“The nine most terrifying words in the English language are: ‘I’m from the government and I’m here to help.’”
So why on earth would the President of the United States speak against government help?
I don’t know his thoughts, but I know why I agree with him. It’s a concern with people who are trying to help, but don’t necessarily see the unintended consequences of their actions. People see a problem and think that “there oughtta be a law” without considering why there isn’t one. They just want to fix the problem. On a fundamental level, this demonstrates why the road to hell (or, if you are a fan of Friedrich Hayek, the road to serfdom) is paved with good intentions.
Here’s an example of how someone tried to make a good law and ended outlawing something that, perhaps, shouldn’t be outlawed.
The Utah State legislature was concerned about people using electronic devices to get around paying for legitimate bills. They were specifically concerned about people cloning cell phones to avoid paying their phone bill. Somebody said, “There oughtta be a law,” somebody else put it into action, and we found ourselves with Utah Code 76-6-409.6. Use of telecommunication device to avoid lawful charge for service – Penalty.
(1) Any person who uses a telecommunication device with the intent to avoid the payment of any lawful charge for telecommunication service or with the knowledge that it was to avoid the payment of any lawful charge for telecommunication service is guilty of:
(a) a class B misdemeanor, if the value of the telecommunication service is less than $300 or cannot be ascertained;
(b) a class A misdemeanor, if the value of the telecommunication service charge is or exceeds $300 but is not more than $1,000;
(c) a third degree felony, if the value of the telecommunication service is or exceeds $1,000 but is not more than $5,000;
(d) a second degree felony, if:
(i) the value of the telecommunication service is or exceeds $5,000; or
(ii) the cloned cellular telephone was used to facilitate the commission of a felony.
(2) Any person who has been convicted previously of an offense under this section is guilty of a second degree felony upon a second conviction and any subsequent conviction.

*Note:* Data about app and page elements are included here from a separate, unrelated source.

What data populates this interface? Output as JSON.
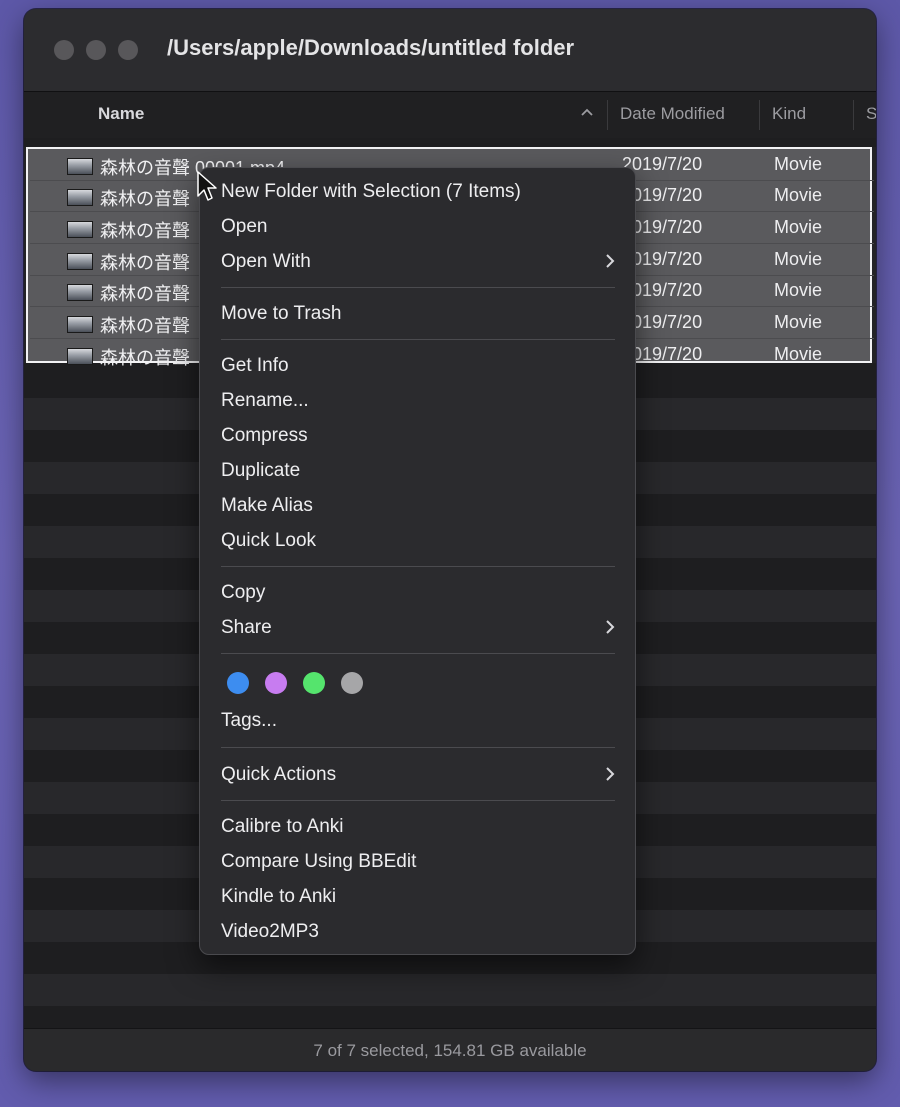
{
  "window": {
    "title": "/Users/apple/Downloads/untitled folder"
  },
  "columns": {
    "name": "Name",
    "date_modified": "Date Modified",
    "kind": "Kind",
    "size": "S"
  },
  "files": [
    {
      "name": "森林の音聲 00001.mp4",
      "date": "2019/7/20",
      "kind": "Movie"
    },
    {
      "name": "森林の音聲",
      "date": "2019/7/20",
      "kind": "Movie"
    },
    {
      "name": "森林の音聲",
      "date": "2019/7/20",
      "kind": "Movie"
    },
    {
      "name": "森林の音聲",
      "date": "2019/7/20",
      "kind": "Movie"
    },
    {
      "name": "森林の音聲",
      "date": "2019/7/20",
      "kind": "Movie"
    },
    {
      "name": "森林の音聲",
      "date": "2019/7/20",
      "kind": "Movie"
    },
    {
      "name": "森林の音聲",
      "date": "2019/7/20",
      "kind": "Movie"
    }
  ],
  "status": "7 of 7 selected, 154.81 GB available",
  "context_menu": {
    "new_folder": "New Folder with Selection (7 Items)",
    "open": "Open",
    "open_with": "Open With",
    "move_to_trash": "Move to Trash",
    "get_info": "Get Info",
    "rename": "Rename...",
    "compress": "Compress",
    "duplicate": "Duplicate",
    "make_alias": "Make Alias",
    "quick_look": "Quick Look",
    "copy": "Copy",
    "share": "Share",
    "tags": "Tags...",
    "quick_actions": "Quick Actions",
    "calibre_to_anki": "Calibre to Anki",
    "compare_bbedit": "Compare Using BBEdit",
    "kindle_to_anki": "Kindle to Anki",
    "video2mp3": "Video2MP3",
    "tag_colors": [
      "#3d8df0",
      "#c77cf0",
      "#55e46d",
      "#a6a6a8"
    ]
  },
  "colors": {
    "selection_fill": "#5a5a5d",
    "menu_bg": "#2b2b2e"
  }
}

So what does this law actually criminalize? The title is a little misleading; it talks about using a telecommunication device to avoid lawful charge for services, but it does not specify the services. The code section itself, however, limits it to using telecommunication devices to avoid paying lawful charges for telecommunication services. But how does this work?
Remember, the intention was for cloned cell phones. The legislature doesn’t like to limit itself, though; if someone else came up with a closely related method that didn’t involve cloning cell phones, they wanted to be sure that the law covered that, too. As a result, they prohibited a broad spectrum of devices and behaviors.
The problem is that they prohibited too broad a spectrum. Let’s make one of our checklists.
- Any person who
- uses a telecommunication device
- with either the intent to avoid the payment of a lawful charge for telecommunication service
- or with the knowledge that it was to avoid the payment of any lawful charge for telecommunication service
So if you call up your phone service provider to dispute a lawful 35 cent rate increase, you are a (1) person who (2) uses a telecommunication device (3) with the intent to avoid the payment of a lawful charge for telecommunication service. Congratulations, you’ve just committed a Class B Misdemeanor.
Whatever you do, DON’T be a repeat offender on this one; you would face felony charges.
“But Mark,” you ask, “what about prosecutor discretion? The prosecutor wouldn’t charge someone based on that, would they?”
The unfortunate flip side to prosecutorial discretion is that prosecutors don’t have to exercise it, and many of them add as many charges as they can to an indictment. This gives them more room to negotiate later on. It’s easy to drop one class B misdemeanor to get the defendant to plea to two more serious counts. Many prosecutors will use their discretion as a bargaining chip instead of a way to disregard unjust laws and their application.
“So isn’t there something we can do to fix this? Can’t we just be really careful in drafting laws?”
People have been saying that for centuries. Unfortunately, legislators aren’t as careful in drafting laws as they could be. They have more important things to do, like getting reelected or finding other causes to champion.
One more thing: this is the sort of law that they used to get Al Capone. I do not condone his kind of behavior at all. I do, however, condemn the use of overly broad criminal statutes to put anyone in jail, especially if the police don’t have the evidence to do it right the first time.